**Action item**
If a line in the entries below includes "description", pick it out and copy it.

**Page and application data records**

· · · · ·

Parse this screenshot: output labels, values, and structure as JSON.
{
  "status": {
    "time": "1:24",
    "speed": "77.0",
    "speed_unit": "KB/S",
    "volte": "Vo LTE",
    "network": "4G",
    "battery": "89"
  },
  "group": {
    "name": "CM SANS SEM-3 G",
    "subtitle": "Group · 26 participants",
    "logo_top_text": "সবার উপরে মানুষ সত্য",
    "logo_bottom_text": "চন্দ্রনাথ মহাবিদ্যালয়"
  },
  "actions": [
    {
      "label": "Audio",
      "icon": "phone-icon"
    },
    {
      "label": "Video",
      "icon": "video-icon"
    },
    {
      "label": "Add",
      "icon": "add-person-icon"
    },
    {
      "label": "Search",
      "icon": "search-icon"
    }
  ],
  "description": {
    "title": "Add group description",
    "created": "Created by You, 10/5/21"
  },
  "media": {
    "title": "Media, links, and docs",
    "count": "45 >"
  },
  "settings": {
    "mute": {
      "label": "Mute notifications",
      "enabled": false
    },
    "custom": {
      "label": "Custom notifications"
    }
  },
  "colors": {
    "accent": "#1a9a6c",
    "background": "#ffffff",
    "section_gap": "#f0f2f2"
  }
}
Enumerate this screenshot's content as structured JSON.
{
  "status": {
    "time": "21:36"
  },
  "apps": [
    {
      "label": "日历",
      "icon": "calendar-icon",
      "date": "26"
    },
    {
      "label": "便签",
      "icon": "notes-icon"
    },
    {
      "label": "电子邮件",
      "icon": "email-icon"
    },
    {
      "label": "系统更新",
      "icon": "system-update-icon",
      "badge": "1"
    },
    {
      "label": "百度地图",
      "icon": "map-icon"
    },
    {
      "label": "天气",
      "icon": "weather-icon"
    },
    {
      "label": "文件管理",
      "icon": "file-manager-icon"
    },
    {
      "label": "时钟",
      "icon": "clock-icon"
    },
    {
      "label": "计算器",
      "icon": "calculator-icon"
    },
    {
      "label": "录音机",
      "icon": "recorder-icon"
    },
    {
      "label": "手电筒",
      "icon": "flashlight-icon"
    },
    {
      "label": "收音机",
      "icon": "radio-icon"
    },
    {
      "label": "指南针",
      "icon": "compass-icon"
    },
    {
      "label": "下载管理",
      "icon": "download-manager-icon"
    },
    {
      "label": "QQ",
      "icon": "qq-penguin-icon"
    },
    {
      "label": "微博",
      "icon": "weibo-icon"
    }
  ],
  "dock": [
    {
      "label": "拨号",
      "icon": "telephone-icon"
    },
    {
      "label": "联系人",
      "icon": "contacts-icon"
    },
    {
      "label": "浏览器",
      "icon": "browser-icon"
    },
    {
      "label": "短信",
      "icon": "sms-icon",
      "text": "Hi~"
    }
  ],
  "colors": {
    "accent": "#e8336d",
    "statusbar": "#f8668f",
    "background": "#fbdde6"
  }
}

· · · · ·

**Solved problem**
  "description": {
    "title": "Add group description",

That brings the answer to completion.